In 1665, the English polymath Robert Hooke declared boldly: “By the help of microscopes, there is nothing so small as to escape our inquiry.” Three and a half centuries later, his proclamation, though perhaps still slightly hyperbolic, is more true than ever.
Advances in microscopy and optics allow biologists to peer with unprecedented resolution at the inner workings of living cells. Moreover, 21st-century technology gives researchers the ability to observe in real-time the effect of their experimental manipulations.
Unfortunately, the price of a modern microscope is significantly higher than in Hooke’s time. With the average optical system costing half a million dollars, a single lab may not be able to afford the tools necessary for its research. To overcome this obstacle, scientists from different university departments are increasingly teaming up at core facilities, where the cost of acquisition and maintenance of equipment is paid by grants and university funding.
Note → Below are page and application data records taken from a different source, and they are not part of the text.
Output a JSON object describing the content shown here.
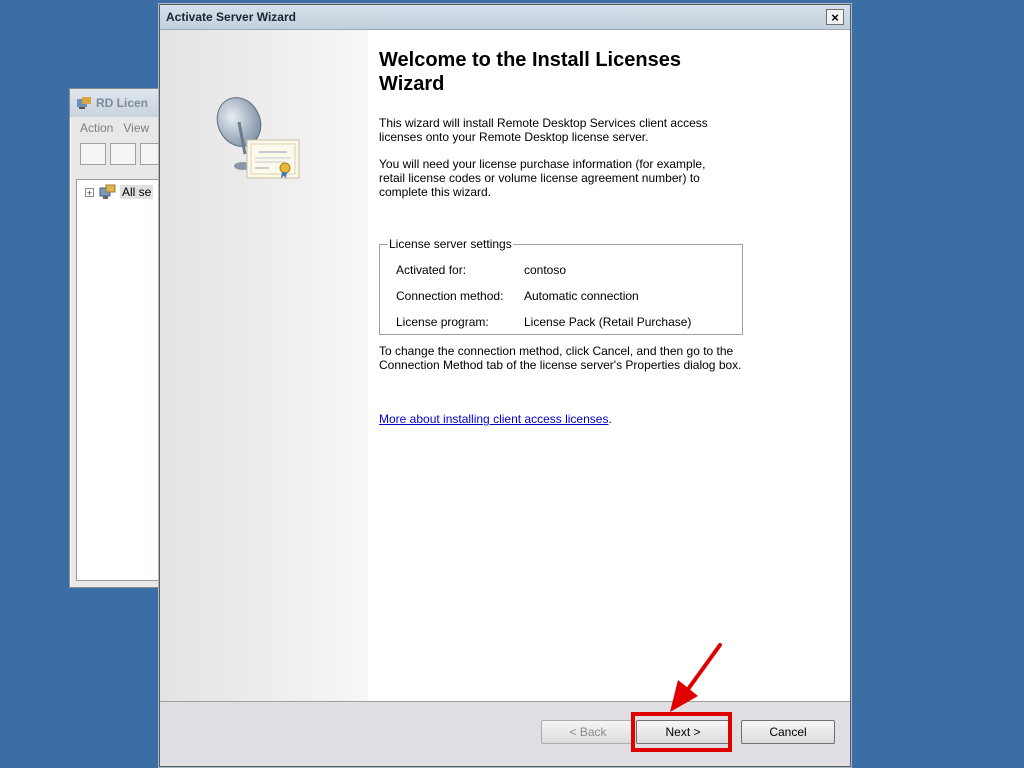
{
  "background_window": {
    "title": "RD Licen",
    "menu": [
      "Action",
      "View"
    ],
    "tree_item": "All se"
  },
  "wizard": {
    "title": "Activate Server Wizard",
    "close_glyph": "×",
    "heading": "Welcome to the Install Licenses Wizard",
    "intro": "This wizard will install Remote Desktop Services client access licenses onto your Remote Desktop license server.",
    "requirements": "You will need your license purchase information (for example, retail license codes or volume license agreement number) to complete this wizard.",
    "settings": {
      "legend": "License server settings",
      "rows": [
        {
          "label": "Activated for:",
          "value": "contoso"
        },
        {
          "label": "Connection method:",
          "value": "Automatic connection"
        },
        {
          "label": "License program:",
          "value": "License Pack (Retail Purchase)"
        }
      ]
    },
    "change_instructions": "To change the connection method, click Cancel, and then go to the Connection Method tab of the license server's Properties dialog box.",
    "more_link": "More about installing client access licenses",
    "more_link_suffix": ".",
    "buttons": {
      "back": "< Back",
      "next": "Next >",
      "cancel": "Cancel"
    }
  },
  "annotation": {
    "highlight_color": "#e00000",
    "target": "Next >"
  }
}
One of the best examples of this model is Berkeley’s Molecular Imaging Center (MIC). Since its establishment in 2001, the MIC has become an invaluable resource to Berkeley labs. A joint venture of the Cancer Research Laboratory, the Department of Molecular and Cell Biology, and the Helen Wills Neuroscience Institute, the MIC has grown from incorporating a single microscope (Berkeley’s first two-photon system) to housing more than a dozen systems in two campus buildings.
Holly Aaron, the MIC’s manager, says the center’s instruments are open not only to Berkeley researchers, but also to scientists at the Lawrence Berkeley Lab, UC San Francisco and biotech companies. This equipment includes state-of-the-art confocal laser scanning microscopes, which use oscillating mirrors to rapidly illuminate each point on a sample, over and over again (hence “scanning”). The reflected light is then filtered through a pinhole to eliminate out-of-focus signal, producing images with very fine resolution, down to the nanometer scale. At this dimension, researchers can see, for example, the dendrites of a single neuron, or the mitotic spindles of a dividing cell. Another piece of equipment is the relatively new light-sheet system, which offers imaging speeds up to 50 times faster than a confocal microscope. Finally, inverted microscopes are available for imaging of samples that cannot be put on a slide, such as living cells in culture.
The MIC’s instruments are being used in a range of projects. Colleen Kirkhart, a neuroscience graduate student, researches fruit flies’ sense of taste. Specifically, she is interested in how flies can remember that certain foods taste sweet or bitter. In her experiments she is examining an area of the insect’s brain called the mushroom body—about the size of a fine grain of sand—because this region has long been known to be important for learning and memory.
“I’m trying to understand the neural circuitry underlying the fly’s ability to form and store taste memory,” says Kirkhart. The MIC’s microscopes allow her to carefully pinpoint the anatomical areas she is interested in and label them using a photoactivatable protein. The technique essentially gives her the ability to trace neural circuitry using light. Having the MIC as a resource greatly expands Kirkhart’s range of technical possibility, since she is not limited to using the instruments owned privately by her lab. “I can attempt any new, state-of-the-art method I want to try, providing me a level of experimental freedom I wouldn’t otherwise have,” she says.
The field of microscopy is barreling ahead: tools undreamt of even 20 years ago are now somewhat antiquated. As the MIC expands, its microscopes will illuminate ever smaller biological processes with ever greater resolution. In the not-too-distant future, Hooke’s fanciful assertion may become reality after all.